Here we talk to David Anthony about all things VM…
MR: What originally attracted you to visual merchandising?
DA: The combination of art, being creative and being able to utilise it in a practical way that suits retail. I was taught the ‘old school’ techniques which see Visual Merchandising as an artform on the streets, with a retail placement. Having a window dressed as a set, like a theatre stage set, makes it an artistry. Things become a life of their own as they work and build together; how you display products creates not only a look but also a feel of the brand, too.
MR: How would you describe your brand?
DA: My brand is simple. The branding logo is both a name and pattern, which I created myself. Elements of any design need to work logically and aesthetically in people’s minds and not have the focus on too many things. I think it has a nice balance and contrast which creates and replicates how the brand looks and feels. The aesthetic of the website is very much akin to who I am and what I’m about.
MR: What makes a shop stand out for you?
DA: When it is creative and shows care about what the brand is, and there is a clear sign that effort has gone into the thought behind the window. The whole inside of the shop should continue to portray that feel: from the fascia and window the journey inside needs to be creative and interesting grabbing your complete attention.
MR: What do you enjoy most about creating new displays?
DA: Being able to work with a product that inspires you and being able to make something creative for a retail shop. Visual merchandising, for me, is like a set design. These old school ideas and techniques curate the initial space and apply these techniques to make the shop an art gallery of their products.
MR: How do you help shops improve their visual merchandising?
DA: This works differently for different brands, for example whether the client has an idea in mind and only needs a little help to bring to life their vision or has a completely blank space and needs help from the beginning to the end. I actually like being able to start fresh or when the space is a mess, and then see how the space develops and grows. The aesthetic will be designed around creating a customer experience, how the company operates and the look and feel of the brand from a 360° angle.
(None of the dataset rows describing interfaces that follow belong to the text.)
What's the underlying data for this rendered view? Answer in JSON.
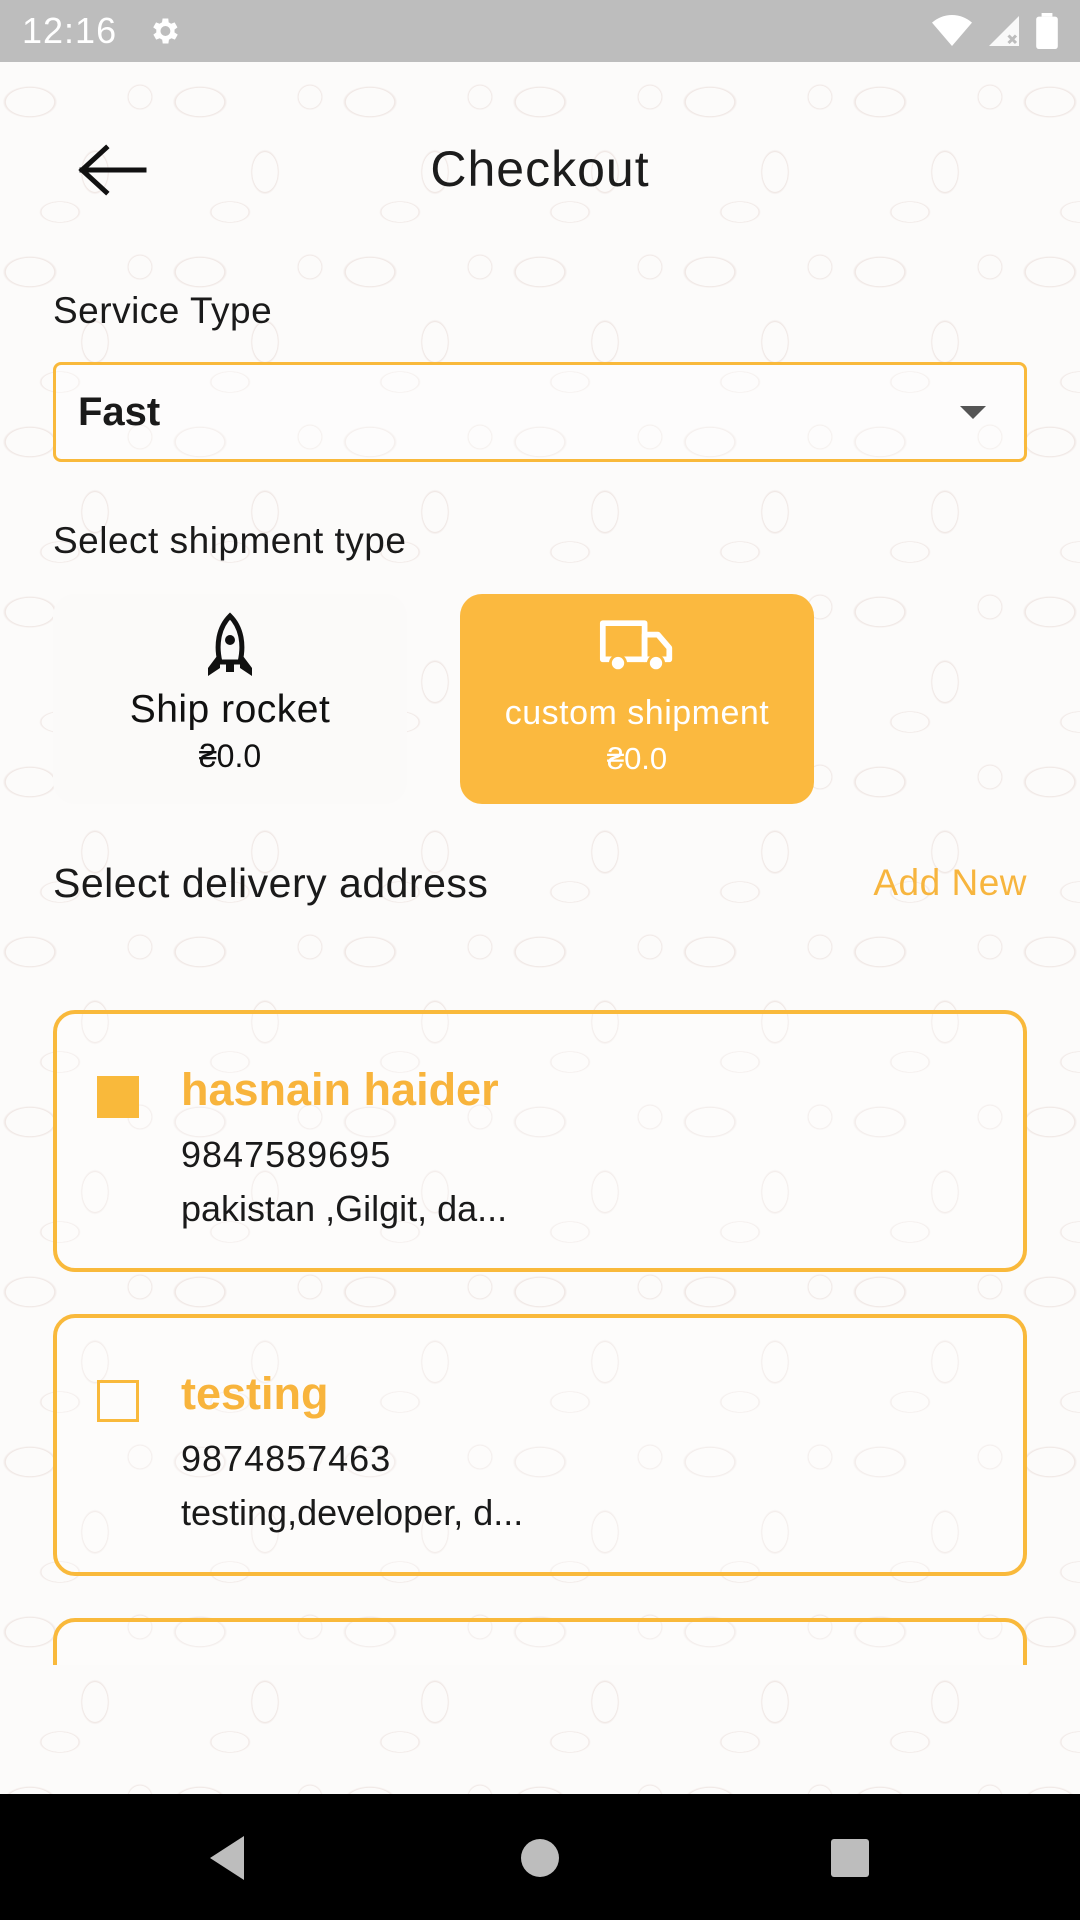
{
  "status_bar": {
    "time": "12:16",
    "icons": [
      "gear-icon",
      "wifi-icon",
      "signal-icon",
      "battery-icon"
    ]
  },
  "header": {
    "title": "Checkout",
    "back_icon": "arrow-left-icon"
  },
  "service_type": {
    "label": "Service Type",
    "selected": "Fast"
  },
  "shipment": {
    "label": "Select shipment type",
    "options": [
      {
        "name": "Ship rocket",
        "price": "₴0.0",
        "icon": "rocket-icon",
        "selected": false
      },
      {
        "name": "custom shipment",
        "price": "₴0.0",
        "icon": "truck-icon",
        "selected": true
      }
    ]
  },
  "delivery": {
    "label": "Select delivery address",
    "add_new": "Add New",
    "addresses": [
      {
        "name": "hasnain haider",
        "phone": "9847589695",
        "address": "pakistan ,Gilgit, da...",
        "selected": true
      },
      {
        "name": "testing",
        "phone": "9874857463",
        "address": "testing,developer, d...",
        "selected": false
      },
      {
        "name": "",
        "phone": "",
        "address": "",
        "selected": false
      }
    ]
  },
  "colors": {
    "accent": "#f9b93b",
    "status_bar": "#bdbdbd",
    "nav_bar": "#000000"
  },
  "nav_bar": {
    "buttons": [
      "nav-back-icon",
      "nav-home-icon",
      "nav-recent-icon"
    ]
  }
}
All these are considerations when creating something that looks good and fulfils what the customer actually wants from their experience of the brand, from start to finish. Ensuring that all the different business roles and objectives are met, by knowing what the different functions are, helps to meet objectives and key components of the business too. It is important to know that you can’t please everyone. Not every person that walks past will like your space but your typical or ideal customer should be inspired by it and want to come in!
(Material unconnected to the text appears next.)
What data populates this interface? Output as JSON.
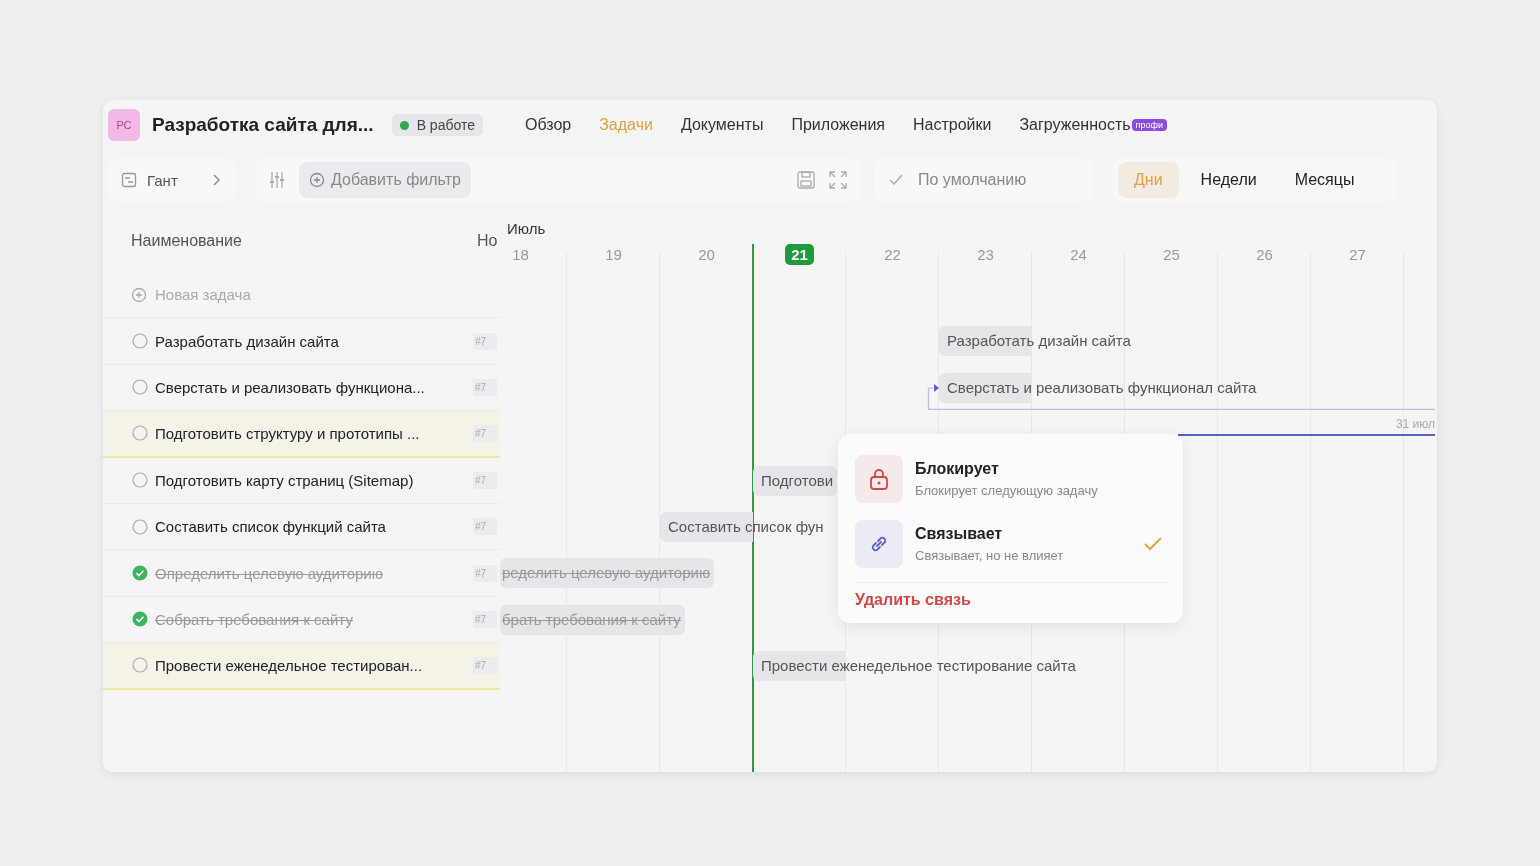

MR: Do you have any role models in the industry?
DA: Way back, Gene Moore, who was in charge of Visual Merchandising (when it was called “Window Dressing”!) at the Tiffany store in New York was very progressive for his time and created truly iconic and quirky windows.
MR: Why is it important to style a clothing rack?
DA: It can be hard if you aren’t overly fashionable or creative to visualise an outfit. People will always see a mannequin and like the combinations and see how to put items of clothing and accessories together. It’s important to piece the look like a story. Obviously, the ultimate aim is to get the customer to buy something, so by putting something creatively together, a shopper can come into the store, see how the entire outfit looks and then buy it. People’s time is precious and it can be easier to just buy it – so showcase your items in the best possible light.
You can see David’s distinctive style on his website, https://www.davidanthonycreative.com/, to understand how he puts items together and how he incorporates traditional techniques with modern ideas to evoke reactions and get people’s attention very quickly.
We look forward to seeing a lot more of David Anthony’s work featured on the site very soon as he captures some of London’s finest shop windows as part of a new regular Modern Retail feature!
The photos in our recent interview with Marby & Elm were taken by David Anthony and you can see them here